# Problem details
Look below for the lines from the one with "Extract the structured" to the one with "Serialize everything readable", and copy exactly those lines, both ends included.

Website and app data records
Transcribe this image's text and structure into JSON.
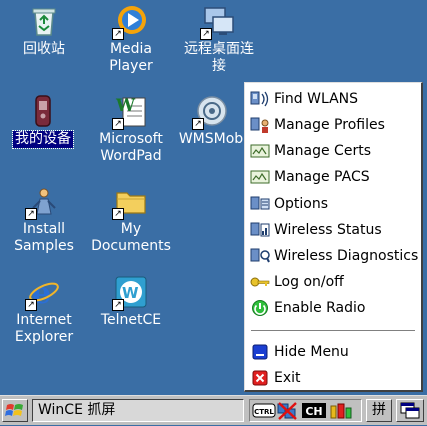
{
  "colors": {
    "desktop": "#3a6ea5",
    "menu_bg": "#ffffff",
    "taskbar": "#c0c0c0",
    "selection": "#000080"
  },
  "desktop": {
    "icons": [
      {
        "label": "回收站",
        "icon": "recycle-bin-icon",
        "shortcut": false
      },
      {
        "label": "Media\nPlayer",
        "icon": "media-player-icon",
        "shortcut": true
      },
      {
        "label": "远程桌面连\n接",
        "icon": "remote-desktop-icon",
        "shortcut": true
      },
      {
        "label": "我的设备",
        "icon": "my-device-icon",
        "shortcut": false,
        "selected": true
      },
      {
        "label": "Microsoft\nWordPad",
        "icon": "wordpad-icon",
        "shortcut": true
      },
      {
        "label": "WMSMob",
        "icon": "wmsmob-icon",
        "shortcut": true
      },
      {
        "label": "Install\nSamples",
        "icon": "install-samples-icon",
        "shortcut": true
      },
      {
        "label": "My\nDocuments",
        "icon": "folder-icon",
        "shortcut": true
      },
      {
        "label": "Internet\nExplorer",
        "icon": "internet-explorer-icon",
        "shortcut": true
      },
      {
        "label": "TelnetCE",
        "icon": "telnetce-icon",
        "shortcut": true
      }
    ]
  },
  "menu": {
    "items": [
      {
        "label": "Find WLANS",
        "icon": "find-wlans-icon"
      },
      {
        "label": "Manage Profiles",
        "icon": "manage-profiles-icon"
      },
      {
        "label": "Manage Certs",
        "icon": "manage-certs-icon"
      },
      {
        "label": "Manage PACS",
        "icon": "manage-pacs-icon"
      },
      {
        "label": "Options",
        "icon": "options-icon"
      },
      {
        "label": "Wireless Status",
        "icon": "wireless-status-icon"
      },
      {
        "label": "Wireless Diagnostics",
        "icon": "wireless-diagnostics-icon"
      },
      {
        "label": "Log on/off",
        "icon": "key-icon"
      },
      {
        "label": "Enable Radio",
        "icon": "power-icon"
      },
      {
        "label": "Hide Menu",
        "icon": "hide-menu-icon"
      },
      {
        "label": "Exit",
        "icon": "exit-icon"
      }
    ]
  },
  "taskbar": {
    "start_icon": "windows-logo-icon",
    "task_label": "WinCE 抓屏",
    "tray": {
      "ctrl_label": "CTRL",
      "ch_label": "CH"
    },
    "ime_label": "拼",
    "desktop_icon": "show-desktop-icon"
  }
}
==
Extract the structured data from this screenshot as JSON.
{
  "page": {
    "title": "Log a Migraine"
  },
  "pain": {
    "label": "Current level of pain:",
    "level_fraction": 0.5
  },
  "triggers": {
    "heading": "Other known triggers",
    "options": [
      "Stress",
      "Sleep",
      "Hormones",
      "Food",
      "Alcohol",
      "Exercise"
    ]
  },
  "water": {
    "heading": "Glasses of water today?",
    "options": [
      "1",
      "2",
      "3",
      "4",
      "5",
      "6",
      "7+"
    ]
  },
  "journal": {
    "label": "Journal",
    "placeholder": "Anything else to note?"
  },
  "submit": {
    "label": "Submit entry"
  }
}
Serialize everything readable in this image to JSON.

# Solution
Extract the structured data from this screenshot as JSON.
{
  "page": {
    "title": "Log a Migraine"
  },
  "pain": {
    "label": "Current level of pain:",
    "level_fraction": 0.5
  },
  "triggers": {
    "heading": "Other known triggers",
    "options": [
      "Stress",
      "Sleep",
      "Hormones",
      "Food",
      "Alcohol",
      "Exercise"
    ]
  },
  "water": {
    "heading": "Glasses of water today?",
    "options": [
      "1",
      "2",
      "3",
      "4",
      "5",
      "6",
      "7+"
    ]
  },
  "journal": {
    "label": "Journal",
    "placeholder": "Anything else to note?"
  },
  "submit": {
    "label": "Submit entry"
  }
}
Serialize everything readable in this image to JSON.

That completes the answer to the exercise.